[Website and app data records]
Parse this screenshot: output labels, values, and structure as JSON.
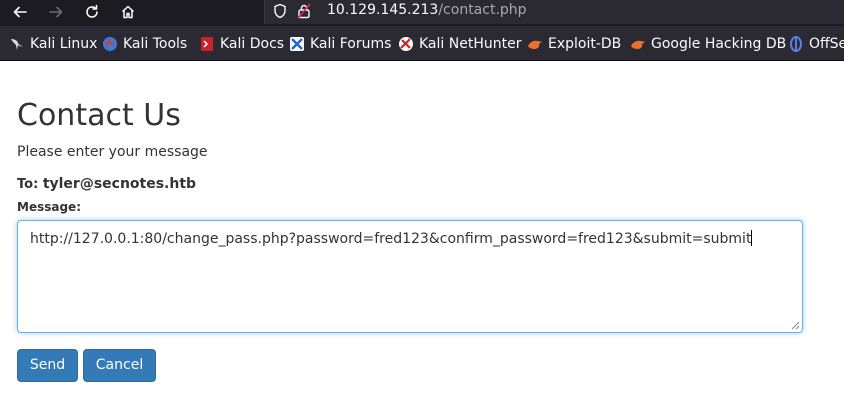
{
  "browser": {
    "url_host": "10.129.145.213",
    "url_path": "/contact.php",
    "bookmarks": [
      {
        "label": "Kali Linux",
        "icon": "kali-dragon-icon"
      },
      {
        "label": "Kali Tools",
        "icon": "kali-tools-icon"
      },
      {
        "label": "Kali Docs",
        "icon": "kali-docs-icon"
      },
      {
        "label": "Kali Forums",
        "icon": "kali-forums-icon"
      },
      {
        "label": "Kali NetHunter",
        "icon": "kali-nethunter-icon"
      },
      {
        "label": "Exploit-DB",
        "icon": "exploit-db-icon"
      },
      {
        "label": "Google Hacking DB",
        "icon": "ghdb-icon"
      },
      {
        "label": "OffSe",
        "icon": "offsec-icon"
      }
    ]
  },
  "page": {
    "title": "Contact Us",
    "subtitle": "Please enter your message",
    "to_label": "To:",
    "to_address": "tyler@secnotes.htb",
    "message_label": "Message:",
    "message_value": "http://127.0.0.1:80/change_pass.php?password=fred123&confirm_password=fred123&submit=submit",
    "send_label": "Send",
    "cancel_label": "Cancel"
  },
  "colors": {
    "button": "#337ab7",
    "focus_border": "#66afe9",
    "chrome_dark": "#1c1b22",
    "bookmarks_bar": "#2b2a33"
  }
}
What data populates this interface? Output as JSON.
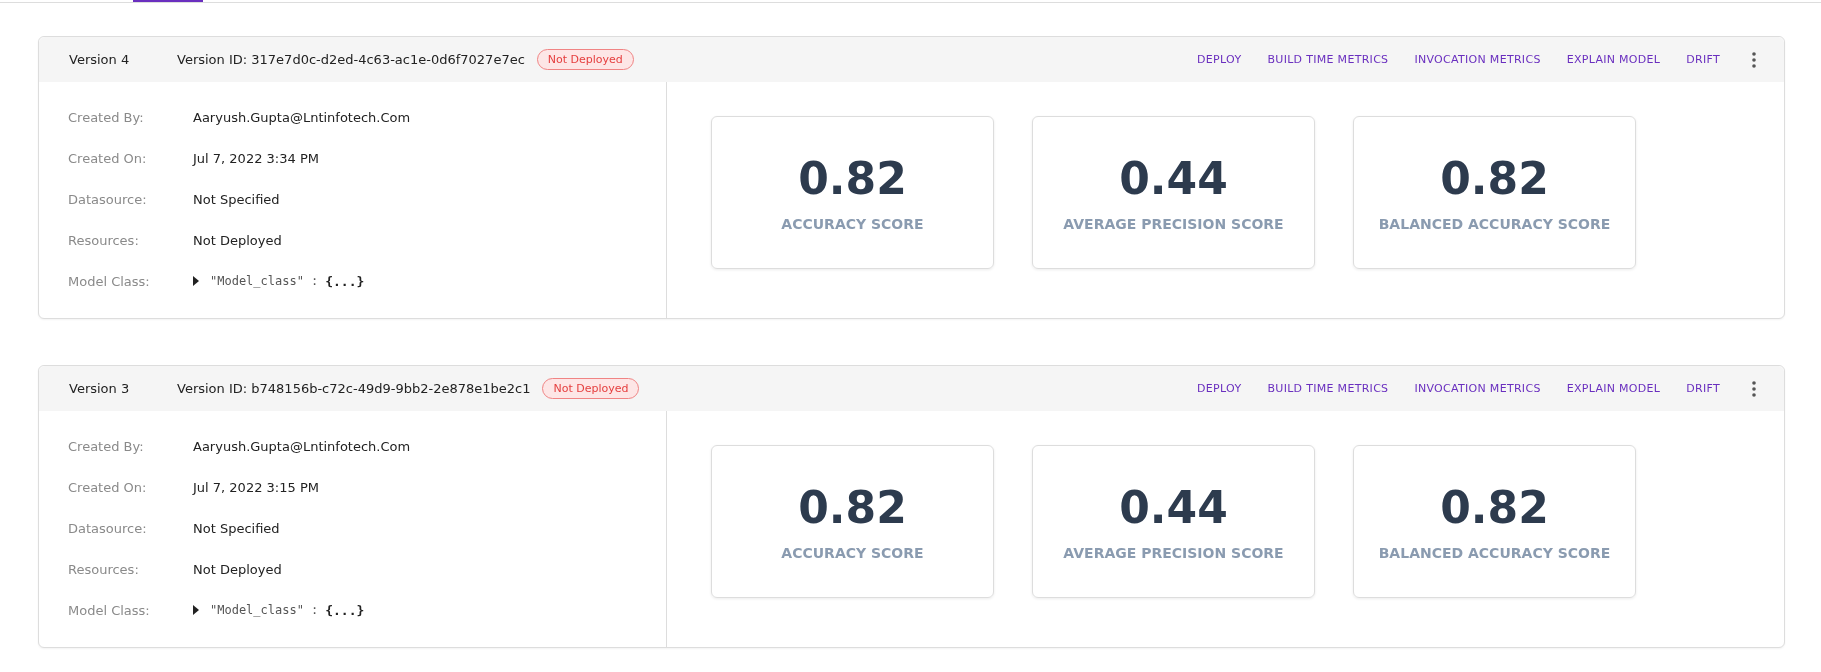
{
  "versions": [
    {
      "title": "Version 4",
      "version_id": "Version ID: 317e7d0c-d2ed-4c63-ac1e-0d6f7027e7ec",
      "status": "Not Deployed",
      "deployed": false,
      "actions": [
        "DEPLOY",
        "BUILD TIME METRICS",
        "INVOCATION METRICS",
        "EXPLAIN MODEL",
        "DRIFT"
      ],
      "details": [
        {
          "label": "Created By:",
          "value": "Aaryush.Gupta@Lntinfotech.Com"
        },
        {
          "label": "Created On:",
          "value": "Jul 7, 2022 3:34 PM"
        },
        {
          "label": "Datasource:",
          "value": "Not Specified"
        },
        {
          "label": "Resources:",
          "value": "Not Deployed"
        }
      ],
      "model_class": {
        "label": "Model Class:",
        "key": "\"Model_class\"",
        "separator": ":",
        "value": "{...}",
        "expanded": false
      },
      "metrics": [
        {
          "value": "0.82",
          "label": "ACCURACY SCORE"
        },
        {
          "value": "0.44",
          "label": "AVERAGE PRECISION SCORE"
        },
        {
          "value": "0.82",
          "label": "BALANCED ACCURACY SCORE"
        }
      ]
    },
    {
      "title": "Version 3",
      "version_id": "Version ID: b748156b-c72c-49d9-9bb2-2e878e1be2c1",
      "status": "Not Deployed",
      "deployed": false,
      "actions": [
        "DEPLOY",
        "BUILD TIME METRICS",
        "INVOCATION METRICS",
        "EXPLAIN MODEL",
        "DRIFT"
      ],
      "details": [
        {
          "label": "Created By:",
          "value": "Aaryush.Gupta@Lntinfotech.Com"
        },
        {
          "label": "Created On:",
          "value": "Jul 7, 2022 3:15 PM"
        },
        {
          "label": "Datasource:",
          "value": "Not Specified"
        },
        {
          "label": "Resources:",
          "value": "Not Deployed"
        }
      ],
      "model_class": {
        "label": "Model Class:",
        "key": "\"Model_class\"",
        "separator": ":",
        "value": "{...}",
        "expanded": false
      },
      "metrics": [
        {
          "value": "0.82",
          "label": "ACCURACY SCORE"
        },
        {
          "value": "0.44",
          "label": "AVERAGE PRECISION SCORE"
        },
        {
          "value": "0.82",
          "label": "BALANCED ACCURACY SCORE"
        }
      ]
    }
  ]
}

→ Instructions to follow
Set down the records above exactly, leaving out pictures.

→ Task result
Parse this screenshot: output labels, values, and structure as JSON.
{
  "browser": {
    "url_host": "10.129.145.213",
    "url_path": "/contact.php",
    "bookmarks": [
      {
        "label": "Kali Linux",
        "icon": "kali-dragon-icon"
      },
      {
        "label": "Kali Tools",
        "icon": "kali-tools-icon"
      },
      {
        "label": "Kali Docs",
        "icon": "kali-docs-icon"
      },
      {
        "label": "Kali Forums",
        "icon": "kali-forums-icon"
      },
      {
        "label": "Kali NetHunter",
        "icon": "kali-nethunter-icon"
      },
      {
        "label": "Exploit-DB",
        "icon": "exploit-db-icon"
      },
      {
        "label": "Google Hacking DB",
        "icon": "ghdb-icon"
      },
      {
        "label": "OffSe",
        "icon": "offsec-icon"
      }
    ]
  },
  "page": {
    "title": "Contact Us",
    "subtitle": "Please enter your message",
    "to_label": "To:",
    "to_address": "tyler@secnotes.htb",
    "message_label": "Message:",
    "message_value": "http://127.0.0.1:80/change_pass.php?password=fred123&confirm_password=fred123&submit=submit",
    "send_label": "Send",
    "cancel_label": "Cancel"
  },
  "colors": {
    "button": "#337ab7",
    "focus_border": "#66afe9",
    "chrome_dark": "#1c1b22",
    "bookmarks_bar": "#2b2a33"
  }
}
What data populates this interface? Output as JSON.
{
  "versions": [
    {
      "title": "Version 4",
      "version_id": "Version ID: 317e7d0c-d2ed-4c63-ac1e-0d6f7027e7ec",
      "status": "Not Deployed",
      "deployed": false,
      "actions": [
        "DEPLOY",
        "BUILD TIME METRICS",
        "INVOCATION METRICS",
        "EXPLAIN MODEL",
        "DRIFT"
      ],
      "details": [
        {
          "label": "Created By:",
          "value": "Aaryush.Gupta@Lntinfotech.Com"
        },
        {
          "label": "Created On:",
          "value": "Jul 7, 2022 3:34 PM"
        },
        {
          "label": "Datasource:",
          "value": "Not Specified"
        },
        {
          "label": "Resources:",
          "value": "Not Deployed"
        }
      ],
      "model_class": {
        "label": "Model Class:",
        "key": "\"Model_class\"",
        "separator": ":",
        "value": "{...}",
        "expanded": false
      },
      "metrics": [
        {
          "value": "0.82",
          "label": "ACCURACY SCORE"
        },
        {
          "value": "0.44",
          "label": "AVERAGE PRECISION SCORE"
        },
        {
          "value": "0.82",
          "label": "BALANCED ACCURACY SCORE"
        }
      ]
    },
    {
      "title": "Version 3",
      "version_id": "Version ID: b748156b-c72c-49d9-9bb2-2e878e1be2c1",
      "status": "Not Deployed",
      "deployed": false,
      "actions": [
        "DEPLOY",
        "BUILD TIME METRICS",
        "INVOCATION METRICS",
        "EXPLAIN MODEL",
        "DRIFT"
      ],
      "details": [
        {
          "label": "Created By:",
          "value": "Aaryush.Gupta@Lntinfotech.Com"
        },
        {
          "label": "Created On:",
          "value": "Jul 7, 2022 3:15 PM"
        },
        {
          "label": "Datasource:",
          "value": "Not Specified"
        },
        {
          "label": "Resources:",
          "value": "Not Deployed"
        }
      ],
      "model_class": {
        "label": "Model Class:",
        "key": "\"Model_class\"",
        "separator": ":",
        "value": "{...}",
        "expanded": false
      },
      "metrics": [
        {
          "value": "0.82",
          "label": "ACCURACY SCORE"
        },
        {
          "value": "0.44",
          "label": "AVERAGE PRECISION SCORE"
        },
        {
          "value": "0.82",
          "label": "BALANCED ACCURACY SCORE"
        }
      ]
    }
  ]
}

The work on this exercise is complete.